Publishing Partner: Cambridge University Press CUP Extra Wiley-Blackwell Publisher Login
amazon logo
More Info

Personal Directory Information


Name: Ludovica  Serratrice
Institution: University of Manchester
Email: click here to access email
Homepage: http://www.psych-sci.manchester.ac.uk/staff/ludovicaserratrice
State and/or Country: United Kingdom   
Linguistic Field(s): Language Acquisition
Subject Language(s): Italian
Selected Publications: Joseph, K., Serratrice, L., & Conti-Ramsden, G. (2002). A comparative study of copula and auxiliary be in pre-school children with Specific Language Impairment and younger unaffected controls.
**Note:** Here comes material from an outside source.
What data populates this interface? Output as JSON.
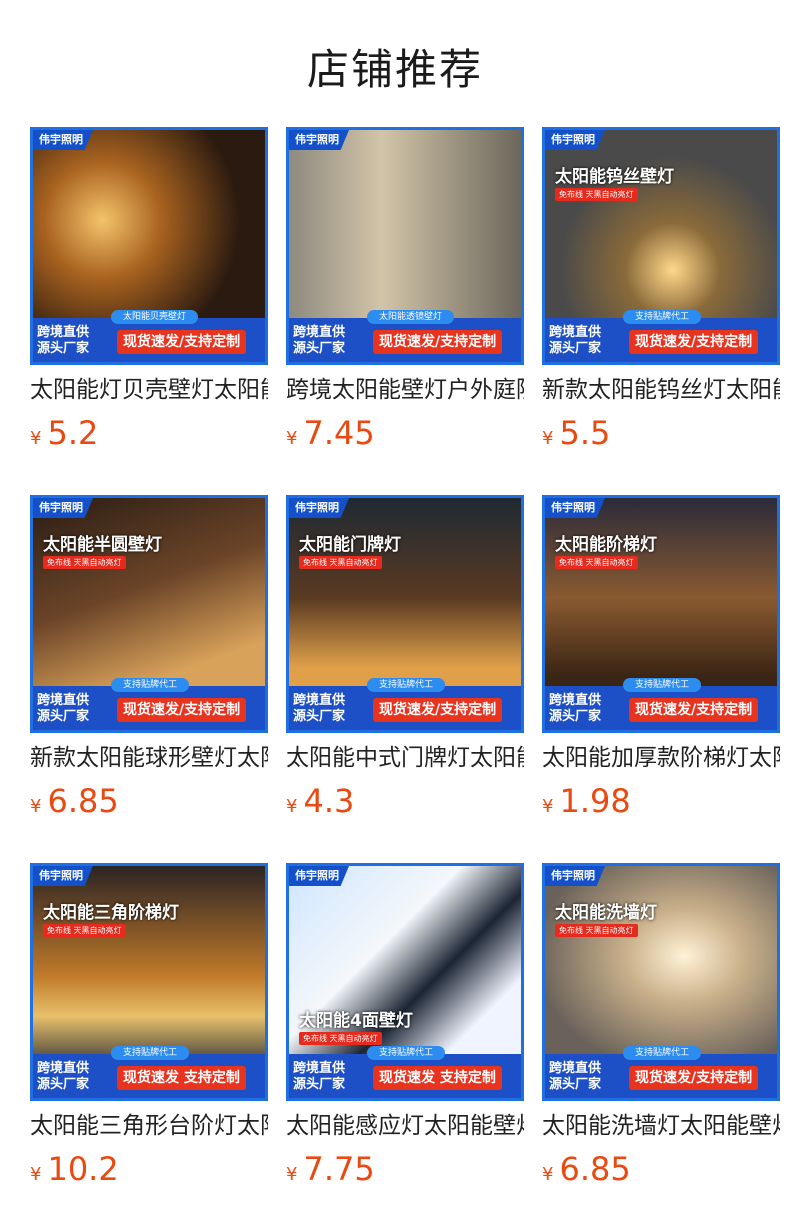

First Language.
Serratrice, L. (2001). The emergence of verbal morphology and the lead-lag pattern issue in bilingual acquisition. In J. Cenoz & F. Genesee (Eds.), Trends in bilingual language acquisition. Amsterdam: John Benjamins.
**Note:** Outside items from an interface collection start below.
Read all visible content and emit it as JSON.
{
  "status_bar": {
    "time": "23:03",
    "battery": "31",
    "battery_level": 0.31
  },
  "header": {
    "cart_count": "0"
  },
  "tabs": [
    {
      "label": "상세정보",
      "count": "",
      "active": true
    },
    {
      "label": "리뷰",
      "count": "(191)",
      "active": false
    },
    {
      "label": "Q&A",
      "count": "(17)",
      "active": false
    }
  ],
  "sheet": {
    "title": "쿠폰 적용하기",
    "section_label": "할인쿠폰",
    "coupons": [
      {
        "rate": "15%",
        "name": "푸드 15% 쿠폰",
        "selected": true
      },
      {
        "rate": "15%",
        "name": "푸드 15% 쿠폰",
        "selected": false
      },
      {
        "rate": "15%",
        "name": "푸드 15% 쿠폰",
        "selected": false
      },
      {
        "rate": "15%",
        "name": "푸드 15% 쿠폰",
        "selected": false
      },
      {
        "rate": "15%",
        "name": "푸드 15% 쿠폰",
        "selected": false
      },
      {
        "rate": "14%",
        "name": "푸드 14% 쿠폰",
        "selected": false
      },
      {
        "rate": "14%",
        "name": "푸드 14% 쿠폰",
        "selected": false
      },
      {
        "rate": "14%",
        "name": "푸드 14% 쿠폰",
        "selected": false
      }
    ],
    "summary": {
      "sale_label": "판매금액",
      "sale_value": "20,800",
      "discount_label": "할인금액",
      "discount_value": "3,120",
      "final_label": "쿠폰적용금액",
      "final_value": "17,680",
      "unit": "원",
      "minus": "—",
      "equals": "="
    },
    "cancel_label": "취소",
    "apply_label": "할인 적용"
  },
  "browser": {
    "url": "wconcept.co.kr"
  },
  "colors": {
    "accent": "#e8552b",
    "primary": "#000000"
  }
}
Serratrice, L. (2002). Overt subjects in English: evidence for the marking of person in one English-Italian bilingual child. Journal of Child Language, 29, 1-29.
Serratrice, L., Joseph, K., & Conti-Ramsden, G. (2003). The acquisition of past tense in preschool children with specific language impairment and unaffected controls: regular and irregular forms. Linguistics, 41(2), 321-349.
Serratrice, L., & Sorace, A. (2003). Overt and null subjects in monolingual and bilingual Italian acquisition. Proceedings of the 27th Annual Boston University Conference on Language Development, 2, 739-750.
Courses Taught: Child Language Development
Clinical Linguistics
Bilingualism and Language Impairment
Academic Paper Abstract: The role of discourse pragmatics in the acquisition of subjects in Italian
Cross-linguistic influence in the interpretation of anaphoric and cataphoric pronouns in English–Italian bilingual children
Tense over time: testing the Agreement/Tense Omission Model as an account of the pattern of tense-marking provision in early child English
Bilingual children's sensitivity to specificity and genericity: Evidence from metalinguistic awareness
Children do not overcome lexical biases where adults do: the role of the referential scene in garden-path recovery
Pronominal Objects in English–Italian and Spanish–Italian Bilingual Children



Add to Linguist Directory Update your entry